Baño, who has a Grade 2 son, said that his son Alex wants to become a priest. When she asked what he will do once he is ordained, Alex simply said he would buy a new Bible and food for the family.
But aside from poverty, the school also faces its own ordeal. The thatched roofing of the school leaks when it rains. One pupil even laughed remembering how his teacher was trickled with raindrops while holding a class.
Far from being a concrete establishment, the residents still feel blessed as they were not affected by the recent typhoon. They could just imagine how the school and their homes would look like if they were among those devastated.
Some pupils have a small bag with a piece of pencil and notebook inside; others just have their simple smile and their own stories to tell. You cannot see some of them wearing school shoes like other children of their age. Majority are wearing worn-out slippers protecting their calloused feet.
Though these pupils endure poverty in an early age, they still live with high hopes and noble dreams.
Ginesel, whose parents are separated and only lives with her grandfather, has the burning desire to become a teacher someday. She is happy that she is still able to go to school and she wants to teach children like her in the future.

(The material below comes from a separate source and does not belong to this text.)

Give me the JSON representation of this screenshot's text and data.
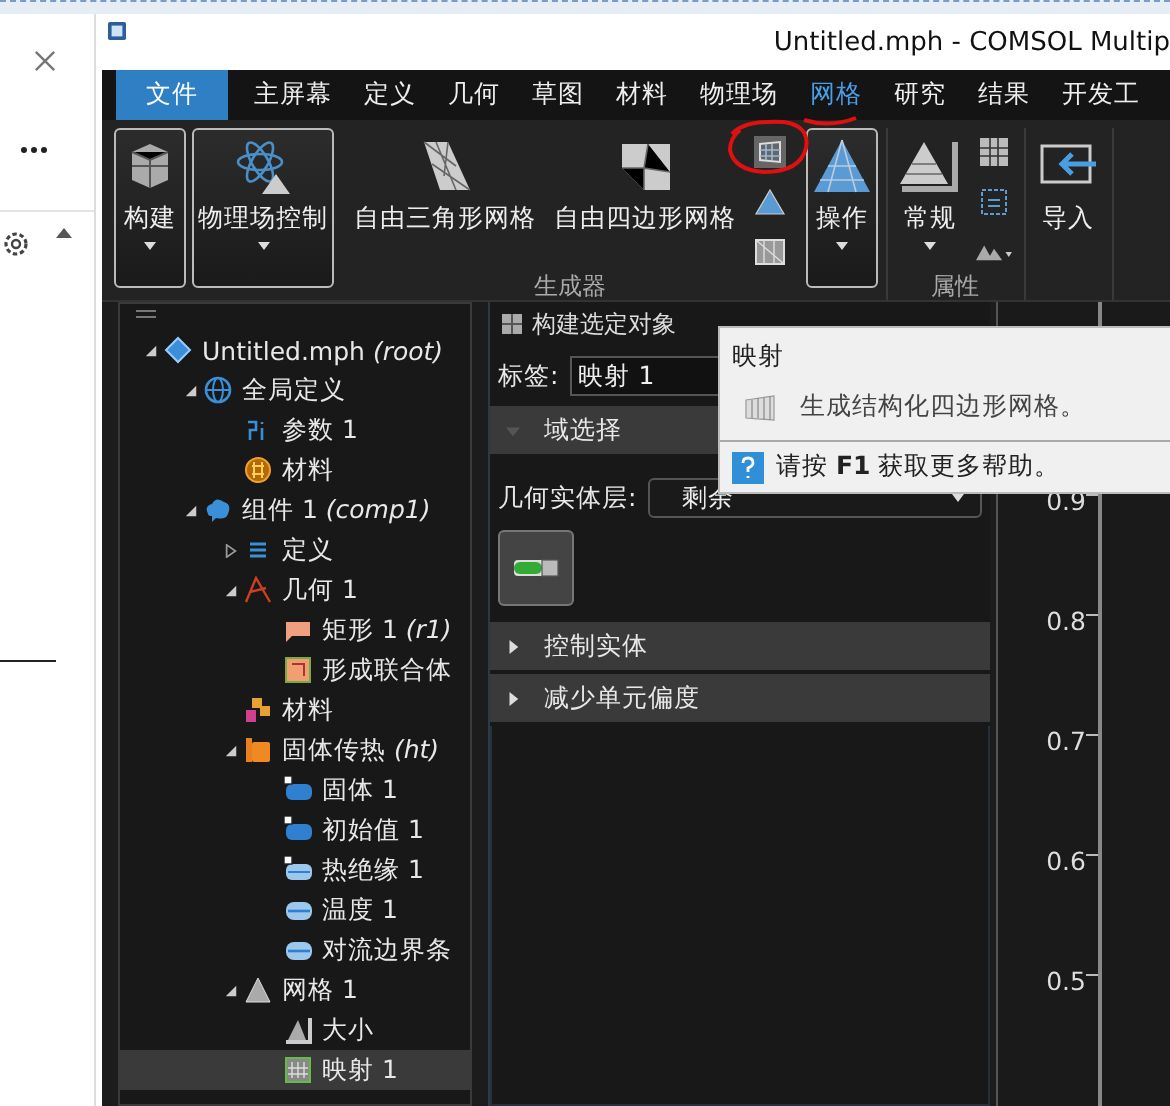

Ten-year old Jason who is only in Grade 1 said he will never get tired going to school. He wants to be a policeman so he could help his parents whose income is through fishing and doing laundry.
Third grader Andi wants to become a seaman sharing his innocent but pure thoughts for his parents. “Pag matigulang na akong mama og papa, ako na magtrabaho para sa ila,” he said with a smile.
Alex, Ginesel, Jason, and Andi are just among the 252 pupils who exude hope and joy despite trials and hunger. They are the living proof of this undying quote: Poverty is not a hindrance to success.
The third year Mass Communication students of Ateneo de Davao University gave school supplies composed of pencil, notebook, paper, crayon, eraser, sharpener, ruler, and water plastic jug placed in an envelope to each of the 252 pupils. These students saved a sufficient amount of money through their Project FAD (Five a Day) where they saved five pesos a day from their allowance.
This is part of their community exposure as student-journalists and their way of saying they are indeed men and women for others living out the mission ad majorem Dei gloriam or for the greater glory of God.
The pupils were so excited to receive their new school supplies and most of them averred their gratitude. Marcy, a grade two pupil, said with a smile “karon lang ko nagka-notebook balik”.
Marcy who only holds five pesos a day allowance buys biscuits to sustain her with all the activities in school. For her, the envelope full of school supplies is more than a gift from heaven.
These pupils have been the recipients of other generous donors but all their resources and supplies are still very limited.
These pupils whose lives are ignited with hope need support from all the members of society. Twenty years from now, one of them could probably be one of the few who would stand up to fight for our country, teach the next generation, guide the youth, or bring honor to our country.
These children who have come to understand poverty need generous souls to relieve them from another load of burdens. These children who have come to live in abundance despite distress need kind hearts to keep them alive while they reach for their dreams.
Poverty and abundance. Two opposing words lived by innocent school children of amakan-designed extension school of Don Luis Rabat Sr. Memorial School. When reality bites, it is either we touch their lives or they touch ours.